Joe Colombo, ‘No. 20 "Elda Armchair"’, 1965, Chamber
Joe Colombo, ‘No. 20 "Elda Armchair"’, 1965, Chamber
Joe Colombo, ‘No. 20 "Elda Armchair"’, 1965, Chamber

This is considered to be the first armchair made of molded plastid (fiberglass). In designing this project, Joe Colombo was inspired by the hulls of boats, using the same nautical technology to realize his design. The result is an oversized, self-supporting shell on a swivel base, lined on the inside with individual padded and removable tubular leather cushions.

Image rights: Loek Blonk

Milan, Italy

About Joe Colombo

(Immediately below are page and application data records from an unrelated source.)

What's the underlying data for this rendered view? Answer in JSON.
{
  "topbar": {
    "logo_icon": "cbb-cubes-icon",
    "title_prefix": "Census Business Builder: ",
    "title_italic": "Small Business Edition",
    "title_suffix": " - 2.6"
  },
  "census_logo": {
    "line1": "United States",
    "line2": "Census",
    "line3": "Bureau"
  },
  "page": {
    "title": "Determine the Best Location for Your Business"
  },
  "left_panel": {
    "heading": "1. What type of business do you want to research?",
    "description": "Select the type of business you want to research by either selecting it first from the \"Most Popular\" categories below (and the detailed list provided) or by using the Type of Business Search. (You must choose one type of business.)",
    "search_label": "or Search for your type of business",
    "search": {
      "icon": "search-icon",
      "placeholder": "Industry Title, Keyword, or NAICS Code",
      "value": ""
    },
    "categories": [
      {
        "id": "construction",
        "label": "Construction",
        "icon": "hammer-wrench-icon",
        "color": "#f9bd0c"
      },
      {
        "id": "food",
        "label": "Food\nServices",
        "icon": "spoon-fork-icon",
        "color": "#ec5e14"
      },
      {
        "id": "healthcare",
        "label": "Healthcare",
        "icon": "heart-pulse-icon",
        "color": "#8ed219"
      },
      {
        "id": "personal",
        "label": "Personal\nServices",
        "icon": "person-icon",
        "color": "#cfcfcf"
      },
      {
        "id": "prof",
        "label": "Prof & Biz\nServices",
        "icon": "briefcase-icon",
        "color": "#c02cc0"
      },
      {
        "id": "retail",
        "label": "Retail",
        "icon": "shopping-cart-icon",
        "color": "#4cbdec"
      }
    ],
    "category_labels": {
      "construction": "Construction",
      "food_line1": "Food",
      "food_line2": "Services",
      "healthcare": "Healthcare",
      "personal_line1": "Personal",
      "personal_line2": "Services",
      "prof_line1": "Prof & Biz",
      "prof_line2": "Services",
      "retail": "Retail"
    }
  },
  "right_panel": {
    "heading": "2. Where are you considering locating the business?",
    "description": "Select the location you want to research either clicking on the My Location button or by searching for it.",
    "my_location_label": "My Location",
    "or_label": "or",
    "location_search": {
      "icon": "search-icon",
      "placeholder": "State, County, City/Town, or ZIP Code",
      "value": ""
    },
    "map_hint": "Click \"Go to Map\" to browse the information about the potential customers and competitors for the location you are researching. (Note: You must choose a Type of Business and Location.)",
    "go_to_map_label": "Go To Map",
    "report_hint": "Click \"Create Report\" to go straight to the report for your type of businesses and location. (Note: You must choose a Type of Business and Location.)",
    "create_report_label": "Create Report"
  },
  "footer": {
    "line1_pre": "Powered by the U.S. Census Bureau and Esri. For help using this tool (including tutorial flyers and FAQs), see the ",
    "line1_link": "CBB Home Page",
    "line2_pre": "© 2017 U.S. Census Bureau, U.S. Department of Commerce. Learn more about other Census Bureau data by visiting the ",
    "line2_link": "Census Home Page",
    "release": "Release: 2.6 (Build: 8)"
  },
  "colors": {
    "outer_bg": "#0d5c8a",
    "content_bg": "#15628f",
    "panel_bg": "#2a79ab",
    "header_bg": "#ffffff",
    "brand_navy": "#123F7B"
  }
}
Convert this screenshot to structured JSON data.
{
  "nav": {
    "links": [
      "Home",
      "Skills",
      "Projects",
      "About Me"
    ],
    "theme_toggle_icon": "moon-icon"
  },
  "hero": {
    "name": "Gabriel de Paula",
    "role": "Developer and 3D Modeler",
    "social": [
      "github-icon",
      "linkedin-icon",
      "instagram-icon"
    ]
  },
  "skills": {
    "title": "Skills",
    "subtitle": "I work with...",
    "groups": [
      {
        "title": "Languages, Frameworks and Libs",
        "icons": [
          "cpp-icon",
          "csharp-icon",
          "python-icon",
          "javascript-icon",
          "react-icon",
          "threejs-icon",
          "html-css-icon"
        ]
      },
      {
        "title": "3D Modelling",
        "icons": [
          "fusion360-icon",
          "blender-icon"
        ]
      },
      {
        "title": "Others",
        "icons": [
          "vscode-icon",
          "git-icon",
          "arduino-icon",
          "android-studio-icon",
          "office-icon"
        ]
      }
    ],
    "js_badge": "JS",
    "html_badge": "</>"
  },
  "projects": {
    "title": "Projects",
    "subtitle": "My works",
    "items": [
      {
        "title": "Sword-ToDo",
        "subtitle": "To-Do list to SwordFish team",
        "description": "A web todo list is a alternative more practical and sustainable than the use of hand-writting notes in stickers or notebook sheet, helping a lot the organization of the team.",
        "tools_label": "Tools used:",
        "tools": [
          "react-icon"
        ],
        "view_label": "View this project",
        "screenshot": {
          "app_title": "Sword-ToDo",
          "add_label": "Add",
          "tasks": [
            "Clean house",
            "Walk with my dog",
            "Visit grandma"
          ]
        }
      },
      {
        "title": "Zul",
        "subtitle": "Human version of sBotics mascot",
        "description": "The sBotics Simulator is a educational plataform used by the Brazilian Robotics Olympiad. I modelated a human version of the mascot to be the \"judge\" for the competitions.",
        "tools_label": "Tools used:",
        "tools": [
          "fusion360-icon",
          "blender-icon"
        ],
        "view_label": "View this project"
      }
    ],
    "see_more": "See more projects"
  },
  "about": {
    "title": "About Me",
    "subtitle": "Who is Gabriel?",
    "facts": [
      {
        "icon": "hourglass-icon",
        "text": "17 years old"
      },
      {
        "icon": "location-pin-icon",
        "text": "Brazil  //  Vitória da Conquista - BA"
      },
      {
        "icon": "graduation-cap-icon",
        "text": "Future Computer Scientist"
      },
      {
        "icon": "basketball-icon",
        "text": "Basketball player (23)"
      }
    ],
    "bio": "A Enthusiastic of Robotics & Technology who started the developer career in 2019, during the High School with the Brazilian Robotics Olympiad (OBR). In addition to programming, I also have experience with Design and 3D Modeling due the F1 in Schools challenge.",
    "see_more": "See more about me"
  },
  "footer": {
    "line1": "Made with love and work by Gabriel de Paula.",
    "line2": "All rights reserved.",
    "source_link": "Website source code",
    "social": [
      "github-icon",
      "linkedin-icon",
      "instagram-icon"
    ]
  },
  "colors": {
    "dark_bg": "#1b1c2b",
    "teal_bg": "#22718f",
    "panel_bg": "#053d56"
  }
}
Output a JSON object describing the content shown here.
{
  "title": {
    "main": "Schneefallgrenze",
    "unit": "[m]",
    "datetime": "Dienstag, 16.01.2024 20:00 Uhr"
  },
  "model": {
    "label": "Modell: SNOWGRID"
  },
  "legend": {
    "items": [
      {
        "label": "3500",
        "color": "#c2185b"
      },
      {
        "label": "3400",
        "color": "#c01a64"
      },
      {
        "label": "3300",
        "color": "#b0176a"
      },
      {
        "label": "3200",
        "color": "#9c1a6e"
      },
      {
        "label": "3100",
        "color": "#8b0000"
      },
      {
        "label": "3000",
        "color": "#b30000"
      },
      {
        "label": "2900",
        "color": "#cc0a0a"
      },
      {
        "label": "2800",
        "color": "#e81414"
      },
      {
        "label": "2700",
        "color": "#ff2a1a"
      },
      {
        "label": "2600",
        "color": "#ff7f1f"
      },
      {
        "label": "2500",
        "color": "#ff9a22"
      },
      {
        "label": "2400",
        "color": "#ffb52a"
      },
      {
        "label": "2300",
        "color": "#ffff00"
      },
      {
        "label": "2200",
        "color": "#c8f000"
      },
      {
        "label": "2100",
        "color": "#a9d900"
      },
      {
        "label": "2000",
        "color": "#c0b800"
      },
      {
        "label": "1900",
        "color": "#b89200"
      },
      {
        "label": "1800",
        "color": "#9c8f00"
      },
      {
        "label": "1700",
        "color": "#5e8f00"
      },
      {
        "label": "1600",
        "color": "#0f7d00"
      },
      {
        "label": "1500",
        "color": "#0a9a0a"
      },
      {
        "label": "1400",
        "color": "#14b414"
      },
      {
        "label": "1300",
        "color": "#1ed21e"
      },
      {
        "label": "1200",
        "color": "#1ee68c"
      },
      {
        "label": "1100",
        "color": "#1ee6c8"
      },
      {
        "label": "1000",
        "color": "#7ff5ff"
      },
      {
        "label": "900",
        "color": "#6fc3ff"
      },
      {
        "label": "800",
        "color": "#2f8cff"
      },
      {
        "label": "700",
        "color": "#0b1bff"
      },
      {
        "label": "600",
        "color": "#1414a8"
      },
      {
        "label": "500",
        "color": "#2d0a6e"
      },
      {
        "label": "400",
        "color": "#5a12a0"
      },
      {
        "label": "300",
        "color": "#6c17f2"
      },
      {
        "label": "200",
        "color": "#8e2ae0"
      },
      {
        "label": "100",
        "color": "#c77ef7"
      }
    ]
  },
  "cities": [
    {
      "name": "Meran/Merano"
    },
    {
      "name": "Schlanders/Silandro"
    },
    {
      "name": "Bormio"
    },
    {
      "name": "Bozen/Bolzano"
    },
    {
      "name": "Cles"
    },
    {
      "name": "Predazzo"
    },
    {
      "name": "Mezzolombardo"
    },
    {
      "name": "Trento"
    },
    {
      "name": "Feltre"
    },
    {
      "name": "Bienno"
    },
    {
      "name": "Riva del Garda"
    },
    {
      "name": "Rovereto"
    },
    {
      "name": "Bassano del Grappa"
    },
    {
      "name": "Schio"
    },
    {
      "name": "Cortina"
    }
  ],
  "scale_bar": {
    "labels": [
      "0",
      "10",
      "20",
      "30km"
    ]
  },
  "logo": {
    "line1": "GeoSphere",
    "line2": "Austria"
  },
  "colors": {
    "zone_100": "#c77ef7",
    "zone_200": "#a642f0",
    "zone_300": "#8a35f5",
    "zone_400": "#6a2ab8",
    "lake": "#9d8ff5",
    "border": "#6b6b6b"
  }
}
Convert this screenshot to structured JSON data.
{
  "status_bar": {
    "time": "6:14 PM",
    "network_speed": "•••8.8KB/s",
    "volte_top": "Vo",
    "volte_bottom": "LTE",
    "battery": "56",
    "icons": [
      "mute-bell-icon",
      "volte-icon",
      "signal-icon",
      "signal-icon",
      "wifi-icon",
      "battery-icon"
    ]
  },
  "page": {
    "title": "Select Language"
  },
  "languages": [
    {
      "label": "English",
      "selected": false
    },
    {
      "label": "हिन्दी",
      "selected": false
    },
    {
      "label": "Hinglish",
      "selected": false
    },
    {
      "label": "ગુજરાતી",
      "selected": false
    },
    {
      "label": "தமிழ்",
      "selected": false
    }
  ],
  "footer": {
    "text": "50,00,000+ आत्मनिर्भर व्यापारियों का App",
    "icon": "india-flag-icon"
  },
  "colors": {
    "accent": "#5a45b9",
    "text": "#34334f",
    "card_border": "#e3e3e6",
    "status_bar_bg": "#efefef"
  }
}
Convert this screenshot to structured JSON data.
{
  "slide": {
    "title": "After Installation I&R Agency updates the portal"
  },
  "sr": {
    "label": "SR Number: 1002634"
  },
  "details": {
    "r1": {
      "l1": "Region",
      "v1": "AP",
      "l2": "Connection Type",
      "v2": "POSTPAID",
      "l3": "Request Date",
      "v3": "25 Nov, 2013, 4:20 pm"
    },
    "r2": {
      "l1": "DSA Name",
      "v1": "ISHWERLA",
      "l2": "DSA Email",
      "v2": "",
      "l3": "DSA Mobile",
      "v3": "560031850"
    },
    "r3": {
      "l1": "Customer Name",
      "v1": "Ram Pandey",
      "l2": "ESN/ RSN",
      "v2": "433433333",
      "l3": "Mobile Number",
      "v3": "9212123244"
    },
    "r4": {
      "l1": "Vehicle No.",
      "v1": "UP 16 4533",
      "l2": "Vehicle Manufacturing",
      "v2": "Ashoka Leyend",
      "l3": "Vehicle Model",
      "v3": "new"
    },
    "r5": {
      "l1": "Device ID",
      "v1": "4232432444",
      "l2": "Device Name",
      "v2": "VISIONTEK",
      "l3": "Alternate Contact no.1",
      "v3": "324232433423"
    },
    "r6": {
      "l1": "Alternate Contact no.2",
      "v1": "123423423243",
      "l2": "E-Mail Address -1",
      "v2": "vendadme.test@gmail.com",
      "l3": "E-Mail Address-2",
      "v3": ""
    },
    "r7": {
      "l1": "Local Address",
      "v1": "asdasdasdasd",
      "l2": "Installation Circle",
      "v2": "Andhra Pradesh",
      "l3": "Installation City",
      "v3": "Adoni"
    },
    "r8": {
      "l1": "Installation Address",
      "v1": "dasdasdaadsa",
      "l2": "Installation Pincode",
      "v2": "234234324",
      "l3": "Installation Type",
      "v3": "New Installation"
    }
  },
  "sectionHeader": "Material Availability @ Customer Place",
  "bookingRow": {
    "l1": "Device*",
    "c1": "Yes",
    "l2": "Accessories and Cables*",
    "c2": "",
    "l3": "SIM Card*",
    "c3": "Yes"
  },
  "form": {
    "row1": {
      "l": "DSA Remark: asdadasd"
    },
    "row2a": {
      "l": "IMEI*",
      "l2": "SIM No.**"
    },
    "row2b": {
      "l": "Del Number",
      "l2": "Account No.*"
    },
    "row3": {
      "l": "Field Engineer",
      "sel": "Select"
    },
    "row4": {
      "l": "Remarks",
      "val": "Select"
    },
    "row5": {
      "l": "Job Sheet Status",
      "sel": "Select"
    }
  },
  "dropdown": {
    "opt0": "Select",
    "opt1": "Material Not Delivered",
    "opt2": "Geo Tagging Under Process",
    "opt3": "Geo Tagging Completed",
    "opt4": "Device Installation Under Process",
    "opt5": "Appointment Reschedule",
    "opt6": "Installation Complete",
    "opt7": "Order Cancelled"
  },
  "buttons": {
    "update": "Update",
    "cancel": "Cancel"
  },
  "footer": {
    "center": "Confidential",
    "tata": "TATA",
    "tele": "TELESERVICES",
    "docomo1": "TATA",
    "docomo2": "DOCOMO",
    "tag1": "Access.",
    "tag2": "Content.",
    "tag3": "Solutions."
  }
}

Joe Colombo saw himself as a "creator of the environment of the future." During the forward-looking 1960s—against the backdrop of the space race and Pop Art—the Italian industrial designer sought to create design solutions through the use of new materials and curvaceous, functional forms. He used his family’s factory to conduct experiments in cutting-edge plastics such as fiberglass, ABS, PVC, and polyethylene, with the goal of creating furniture for mass production. In addition to new materials, he also explored ideas of self-assembly, in pieces such as modular tube furniture that could be arranged according to the users’ wishes. His breakthrough piece, the adjustable Universale chair, was developed in collaboration with Kartell between 1965 and 1967 and is considered the first chair to be molded from a single material.

Italian, 1930-1971